Provided records:
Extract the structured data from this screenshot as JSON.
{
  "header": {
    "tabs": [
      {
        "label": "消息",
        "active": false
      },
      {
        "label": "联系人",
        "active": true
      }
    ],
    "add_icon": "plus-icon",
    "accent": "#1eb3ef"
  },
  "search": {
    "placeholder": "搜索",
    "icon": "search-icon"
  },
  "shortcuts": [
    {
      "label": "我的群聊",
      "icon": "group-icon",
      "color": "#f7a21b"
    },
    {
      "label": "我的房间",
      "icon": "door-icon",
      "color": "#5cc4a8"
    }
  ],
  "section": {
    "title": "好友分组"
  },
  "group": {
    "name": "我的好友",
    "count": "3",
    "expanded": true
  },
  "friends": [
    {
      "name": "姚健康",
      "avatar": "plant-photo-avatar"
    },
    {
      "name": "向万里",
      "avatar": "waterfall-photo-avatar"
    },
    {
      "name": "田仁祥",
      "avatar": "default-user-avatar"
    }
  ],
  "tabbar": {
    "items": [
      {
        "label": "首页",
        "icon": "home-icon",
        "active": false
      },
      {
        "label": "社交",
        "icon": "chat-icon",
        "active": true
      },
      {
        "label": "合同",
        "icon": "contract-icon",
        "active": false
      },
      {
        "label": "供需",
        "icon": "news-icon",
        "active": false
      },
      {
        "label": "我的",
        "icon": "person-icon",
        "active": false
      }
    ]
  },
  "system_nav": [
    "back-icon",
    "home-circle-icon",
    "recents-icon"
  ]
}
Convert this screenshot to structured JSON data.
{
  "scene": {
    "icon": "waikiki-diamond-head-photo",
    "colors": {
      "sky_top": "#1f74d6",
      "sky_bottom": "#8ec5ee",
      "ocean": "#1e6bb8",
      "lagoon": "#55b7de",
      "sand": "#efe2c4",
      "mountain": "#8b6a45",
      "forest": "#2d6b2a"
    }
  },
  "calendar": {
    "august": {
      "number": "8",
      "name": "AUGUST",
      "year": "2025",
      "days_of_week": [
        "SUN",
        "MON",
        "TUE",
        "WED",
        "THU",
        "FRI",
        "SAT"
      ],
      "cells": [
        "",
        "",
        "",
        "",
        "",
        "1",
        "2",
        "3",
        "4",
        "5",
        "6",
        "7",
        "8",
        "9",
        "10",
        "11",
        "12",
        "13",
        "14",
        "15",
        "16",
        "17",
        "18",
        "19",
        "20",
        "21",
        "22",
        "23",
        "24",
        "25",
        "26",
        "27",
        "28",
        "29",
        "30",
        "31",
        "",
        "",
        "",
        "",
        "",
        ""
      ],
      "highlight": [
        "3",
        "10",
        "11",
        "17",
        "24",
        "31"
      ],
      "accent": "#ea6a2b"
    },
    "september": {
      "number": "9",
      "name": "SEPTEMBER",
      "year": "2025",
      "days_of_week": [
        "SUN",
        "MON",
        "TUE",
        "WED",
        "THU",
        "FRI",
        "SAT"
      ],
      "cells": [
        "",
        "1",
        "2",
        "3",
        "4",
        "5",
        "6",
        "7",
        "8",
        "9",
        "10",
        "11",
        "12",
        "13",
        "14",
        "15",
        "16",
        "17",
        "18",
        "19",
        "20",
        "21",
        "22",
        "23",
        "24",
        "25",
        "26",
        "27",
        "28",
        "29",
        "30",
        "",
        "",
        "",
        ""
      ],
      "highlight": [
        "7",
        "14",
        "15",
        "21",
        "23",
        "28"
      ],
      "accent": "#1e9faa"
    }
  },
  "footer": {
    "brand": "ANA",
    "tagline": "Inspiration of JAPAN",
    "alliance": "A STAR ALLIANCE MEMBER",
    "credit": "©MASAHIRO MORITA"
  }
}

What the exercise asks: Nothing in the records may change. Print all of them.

Reply:
Extract the structured data from this screenshot as JSON.
{
  "header": {
    "tabs": [
      {
        "label": "消息",
        "active": false
      },
      {
        "label": "联系人",
        "active": true
      }
    ],
    "add_icon": "plus-icon",
    "accent": "#1eb3ef"
  },
  "search": {
    "placeholder": "搜索",
    "icon": "search-icon"
  },
  "shortcuts": [
    {
      "label": "我的群聊",
      "icon": "group-icon",
      "color": "#f7a21b"
    },
    {
      "label": "我的房间",
      "icon": "door-icon",
      "color": "#5cc4a8"
    }
  ],
  "section": {
    "title": "好友分组"
  },
  "group": {
    "name": "我的好友",
    "count": "3",
    "expanded": true
  },
  "friends": [
    {
      "name": "姚健康",
      "avatar": "plant-photo-avatar"
    },
    {
      "name": "向万里",
      "avatar": "waterfall-photo-avatar"
    },
    {
      "name": "田仁祥",
      "avatar": "default-user-avatar"
    }
  ],
  "tabbar": {
    "items": [
      {
        "label": "首页",
        "icon": "home-icon",
        "active": false
      },
      {
        "label": "社交",
        "icon": "chat-icon",
        "active": true
      },
      {
        "label": "合同",
        "icon": "contract-icon",
        "active": false
      },
      {
        "label": "供需",
        "icon": "news-icon",
        "active": false
      },
      {
        "label": "我的",
        "icon": "person-icon",
        "active": false
      }
    ]
  },
  "system_nav": [
    "back-icon",
    "home-circle-icon",
    "recents-icon"
  ]
}
Convert this screenshot to structured JSON data.
{
  "scene": {
    "icon": "waikiki-diamond-head-photo",
    "colors": {
      "sky_top": "#1f74d6",
      "sky_bottom": "#8ec5ee",
      "ocean": "#1e6bb8",
      "lagoon": "#55b7de",
      "sand": "#efe2c4",
      "mountain": "#8b6a45",
      "forest": "#2d6b2a"
    }
  },
  "calendar": {
    "august": {
      "number": "8",
      "name": "AUGUST",
      "year": "2025",
      "days_of_week": [
        "SUN",
        "MON",
        "TUE",
        "WED",
        "THU",
        "FRI",
        "SAT"
      ],
      "cells": [
        "",
        "",
        "",
        "",
        "",
        "1",
        "2",
        "3",
        "4",
        "5",
        "6",
        "7",
        "8",
        "9",
        "10",
        "11",
        "12",
        "13",
        "14",
        "15",
        "16",
        "17",
        "18",
        "19",
        "20",
        "21",
        "22",
        "23",
        "24",
        "25",
        "26",
        "27",
        "28",
        "29",
        "30",
        "31",
        "",
        "",
        "",
        "",
        "",
        ""
      ],
      "highlight": [
        "3",
        "10",
        "11",
        "17",
        "24",
        "31"
      ],
      "accent": "#ea6a2b"
    },
    "september": {
      "number": "9",
      "name": "SEPTEMBER",
      "year": "2025",
      "days_of_week": [
        "SUN",
        "MON",
        "TUE",
        "WED",
        "THU",
        "FRI",
        "SAT"
      ],
      "cells": [
        "",
        "1",
        "2",
        "3",
        "4",
        "5",
        "6",
        "7",
        "8",
        "9",
        "10",
        "11",
        "12",
        "13",
        "14",
        "15",
        "16",
        "17",
        "18",
        "19",
        "20",
        "21",
        "22",
        "23",
        "24",
        "25",
        "26",
        "27",
        "28",
        "29",
        "30",
        "",
        "",
        "",
        ""
      ],
      "highlight": [
        "7",
        "14",
        "15",
        "21",
        "23",
        "28"
      ],
      "accent": "#1e9faa"
    }
  },
  "footer": {
    "brand": "ANA",
    "tagline": "Inspiration of JAPAN",
    "alliance": "A STAR ALLIANCE MEMBER",
    "credit": "©MASAHIRO MORITA"
  }
}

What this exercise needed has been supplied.